WHAT IS BEING ASKED: Return all lines from the listing below in which "ardhimaarik" appears.

(MATERIAL TO PROCESS Opens)

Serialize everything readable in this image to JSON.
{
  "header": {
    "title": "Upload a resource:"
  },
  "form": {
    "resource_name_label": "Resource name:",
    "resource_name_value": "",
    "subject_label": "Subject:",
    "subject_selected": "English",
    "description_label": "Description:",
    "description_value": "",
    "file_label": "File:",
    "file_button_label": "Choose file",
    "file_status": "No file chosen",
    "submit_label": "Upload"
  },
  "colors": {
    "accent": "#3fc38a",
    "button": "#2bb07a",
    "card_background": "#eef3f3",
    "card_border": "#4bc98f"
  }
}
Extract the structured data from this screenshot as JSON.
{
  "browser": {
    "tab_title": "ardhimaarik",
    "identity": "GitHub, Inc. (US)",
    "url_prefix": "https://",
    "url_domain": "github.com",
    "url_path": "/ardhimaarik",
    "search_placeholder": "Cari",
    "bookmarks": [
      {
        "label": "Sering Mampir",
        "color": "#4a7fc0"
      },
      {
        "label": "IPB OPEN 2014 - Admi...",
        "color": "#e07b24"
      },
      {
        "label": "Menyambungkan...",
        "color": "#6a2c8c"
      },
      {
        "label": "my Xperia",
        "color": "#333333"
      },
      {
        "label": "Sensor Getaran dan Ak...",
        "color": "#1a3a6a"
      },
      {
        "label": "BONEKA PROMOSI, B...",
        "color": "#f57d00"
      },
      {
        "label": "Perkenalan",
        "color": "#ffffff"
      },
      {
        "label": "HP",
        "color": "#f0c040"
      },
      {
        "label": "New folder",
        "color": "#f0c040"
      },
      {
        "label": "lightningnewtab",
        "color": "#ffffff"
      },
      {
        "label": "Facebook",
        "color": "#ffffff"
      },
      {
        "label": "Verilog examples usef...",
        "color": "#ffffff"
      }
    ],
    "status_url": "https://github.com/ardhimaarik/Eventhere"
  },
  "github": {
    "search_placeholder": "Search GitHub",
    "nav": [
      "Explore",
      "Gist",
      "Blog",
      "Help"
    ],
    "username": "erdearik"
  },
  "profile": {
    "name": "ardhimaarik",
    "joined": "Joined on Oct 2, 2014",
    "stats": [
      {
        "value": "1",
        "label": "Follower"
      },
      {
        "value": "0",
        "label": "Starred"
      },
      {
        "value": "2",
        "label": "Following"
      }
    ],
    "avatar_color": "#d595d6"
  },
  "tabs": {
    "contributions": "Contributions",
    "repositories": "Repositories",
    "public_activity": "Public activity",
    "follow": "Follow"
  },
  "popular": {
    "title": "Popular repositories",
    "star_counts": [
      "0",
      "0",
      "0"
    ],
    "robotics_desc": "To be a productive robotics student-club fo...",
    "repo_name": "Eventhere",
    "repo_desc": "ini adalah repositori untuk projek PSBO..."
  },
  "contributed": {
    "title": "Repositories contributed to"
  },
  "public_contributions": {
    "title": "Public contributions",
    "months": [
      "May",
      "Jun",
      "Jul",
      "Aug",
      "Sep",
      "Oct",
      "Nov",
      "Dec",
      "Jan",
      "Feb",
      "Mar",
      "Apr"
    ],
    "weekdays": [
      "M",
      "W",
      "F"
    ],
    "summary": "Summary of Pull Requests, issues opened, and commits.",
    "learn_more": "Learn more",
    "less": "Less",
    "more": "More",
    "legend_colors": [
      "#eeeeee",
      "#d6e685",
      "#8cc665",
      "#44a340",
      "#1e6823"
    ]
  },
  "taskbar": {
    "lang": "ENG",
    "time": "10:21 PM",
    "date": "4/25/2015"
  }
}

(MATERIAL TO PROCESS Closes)

EXERCISE RESPONSE:
    "tab_title": "ardhimaarik",
    "url_path": "/ardhimaarik",
    "status_url": "https://github.com/ardhimaarik/Eventhere"
    "name": "ardhimaarik",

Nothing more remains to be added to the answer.